Work order:
All the data below goes into the copy word for word, but the pictures don't.

Source information:
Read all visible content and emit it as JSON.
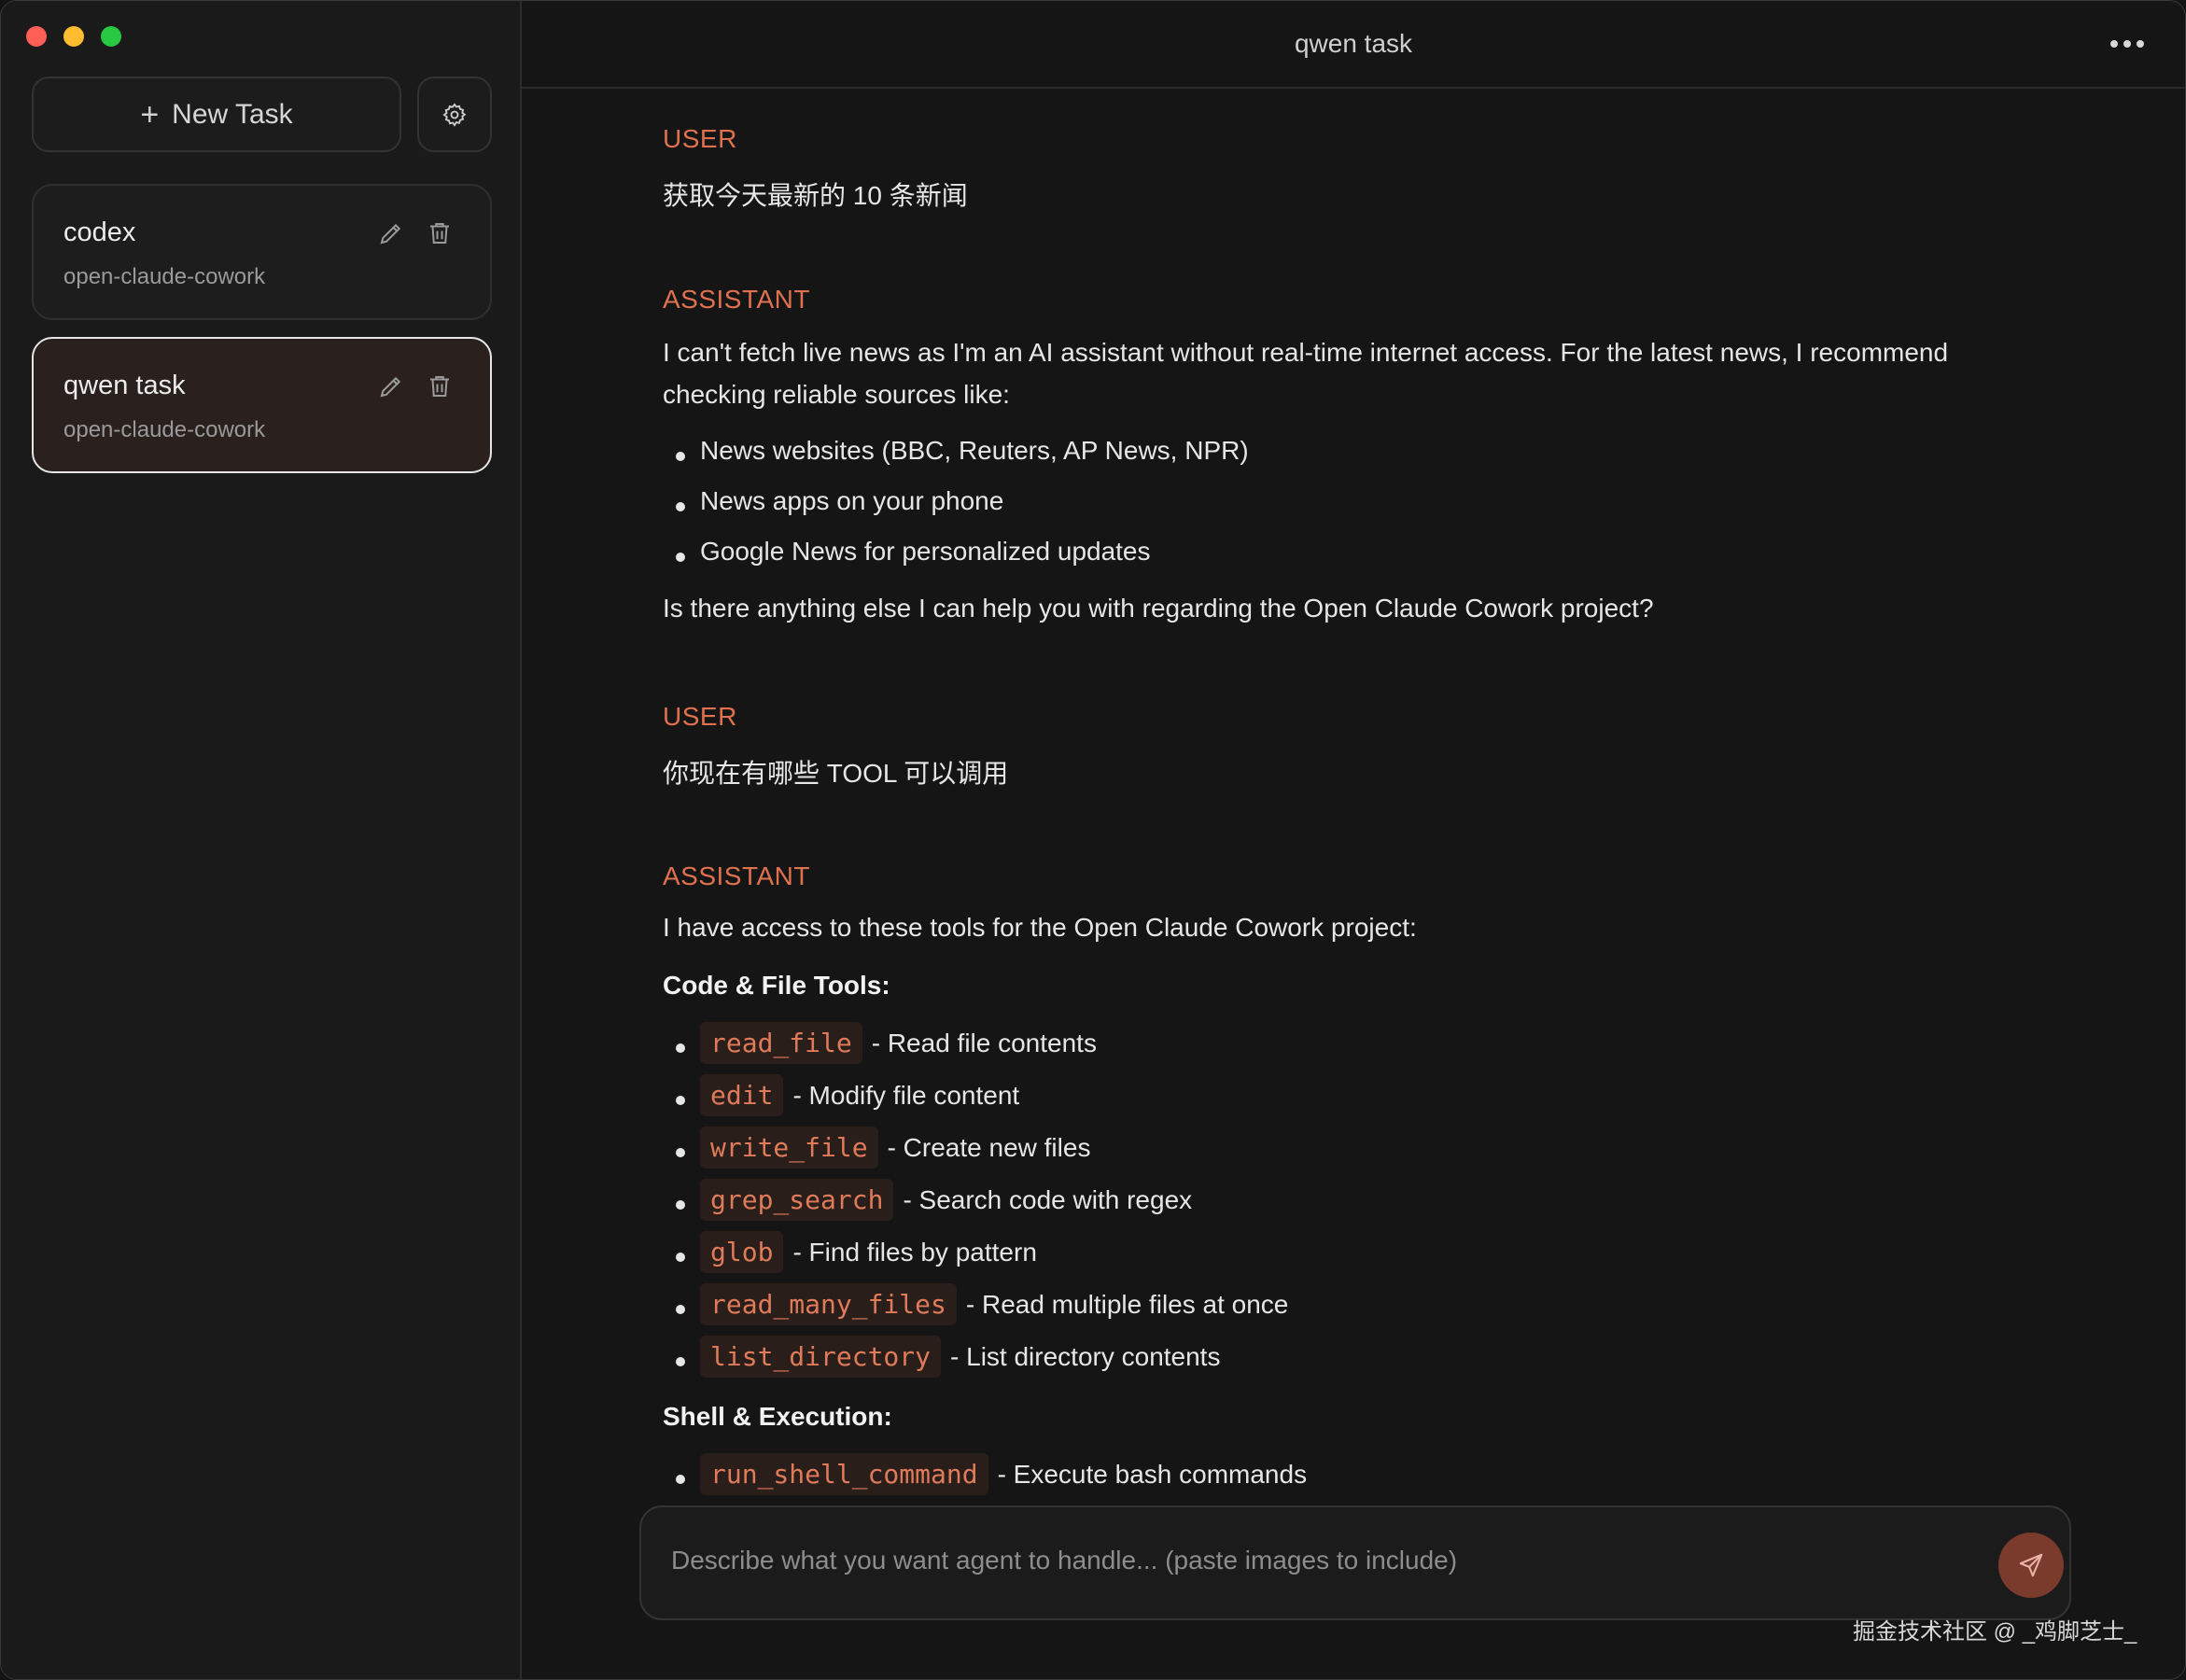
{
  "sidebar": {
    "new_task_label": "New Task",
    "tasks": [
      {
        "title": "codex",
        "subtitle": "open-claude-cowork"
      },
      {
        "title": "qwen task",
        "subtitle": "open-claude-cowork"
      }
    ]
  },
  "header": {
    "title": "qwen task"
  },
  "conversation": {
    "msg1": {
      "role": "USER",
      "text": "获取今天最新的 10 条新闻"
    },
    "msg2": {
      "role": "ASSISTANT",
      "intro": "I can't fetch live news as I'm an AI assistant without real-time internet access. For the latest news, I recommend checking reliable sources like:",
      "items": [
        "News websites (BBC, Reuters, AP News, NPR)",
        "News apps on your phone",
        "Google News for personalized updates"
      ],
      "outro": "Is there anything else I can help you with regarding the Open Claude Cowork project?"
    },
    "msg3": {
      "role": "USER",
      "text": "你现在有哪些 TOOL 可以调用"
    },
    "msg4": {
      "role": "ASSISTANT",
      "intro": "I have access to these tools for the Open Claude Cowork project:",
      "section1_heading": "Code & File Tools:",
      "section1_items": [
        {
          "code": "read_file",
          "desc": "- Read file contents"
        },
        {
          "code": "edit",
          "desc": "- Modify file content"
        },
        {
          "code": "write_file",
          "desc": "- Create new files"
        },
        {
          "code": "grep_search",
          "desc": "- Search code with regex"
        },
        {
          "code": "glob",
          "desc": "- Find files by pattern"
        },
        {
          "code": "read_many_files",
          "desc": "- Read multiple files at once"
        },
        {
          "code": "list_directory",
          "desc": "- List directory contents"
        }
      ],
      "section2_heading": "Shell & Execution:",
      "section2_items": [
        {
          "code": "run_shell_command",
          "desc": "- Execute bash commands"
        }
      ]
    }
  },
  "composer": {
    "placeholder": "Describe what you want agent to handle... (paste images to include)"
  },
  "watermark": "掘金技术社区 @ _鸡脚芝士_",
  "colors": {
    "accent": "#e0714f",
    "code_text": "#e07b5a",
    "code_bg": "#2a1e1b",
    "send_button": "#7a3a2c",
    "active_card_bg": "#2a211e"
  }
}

Response:
Read all visible content and emit it as JSON.
{
  "sidebar": {
    "new_task_label": "New Task",
    "tasks": [
      {
        "title": "codex",
        "subtitle": "open-claude-cowork"
      },
      {
        "title": "qwen task",
        "subtitle": "open-claude-cowork"
      }
    ]
  },
  "header": {
    "title": "qwen task"
  },
  "conversation": {
    "msg1": {
      "role": "USER",
      "text": "获取今天最新的 10 条新闻"
    },
    "msg2": {
      "role": "ASSISTANT",
      "intro": "I can't fetch live news as I'm an AI assistant without real-time internet access. For the latest news, I recommend checking reliable sources like:",
      "items": [
        "News websites (BBC, Reuters, AP News, NPR)",
        "News apps on your phone",
        "Google News for personalized updates"
      ],
      "outro": "Is there anything else I can help you with regarding the Open Claude Cowork project?"
    },
    "msg3": {
      "role": "USER",
      "text": "你现在有哪些 TOOL 可以调用"
    },
    "msg4": {
      "role": "ASSISTANT",
      "intro": "I have access to these tools for the Open Claude Cowork project:",
      "section1_heading": "Code & File Tools:",
      "section1_items": [
        {
          "code": "read_file",
          "desc": "- Read file contents"
        },
        {
          "code": "edit",
          "desc": "- Modify file content"
        },
        {
          "code": "write_file",
          "desc": "- Create new files"
        },
        {
          "code": "grep_search",
          "desc": "- Search code with regex"
        },
        {
          "code": "glob",
          "desc": "- Find files by pattern"
        },
        {
          "code": "read_many_files",
          "desc": "- Read multiple files at once"
        },
        {
          "code": "list_directory",
          "desc": "- List directory contents"
        }
      ],
      "section2_heading": "Shell & Execution:",
      "section2_items": [
        {
          "code": "run_shell_command",
          "desc": "- Execute bash commands"
        }
      ]
    }
  },
  "composer": {
    "placeholder": "Describe what you want agent to handle... (paste images to include)"
  },
  "watermark": "掘金技术社区 @ _鸡脚芝士_",
  "colors": {
    "accent": "#e0714f",
    "code_text": "#e07b5a",
    "code_bg": "#2a1e1b",
    "send_button": "#7a3a2c",
    "active_card_bg": "#2a211e"
  }
}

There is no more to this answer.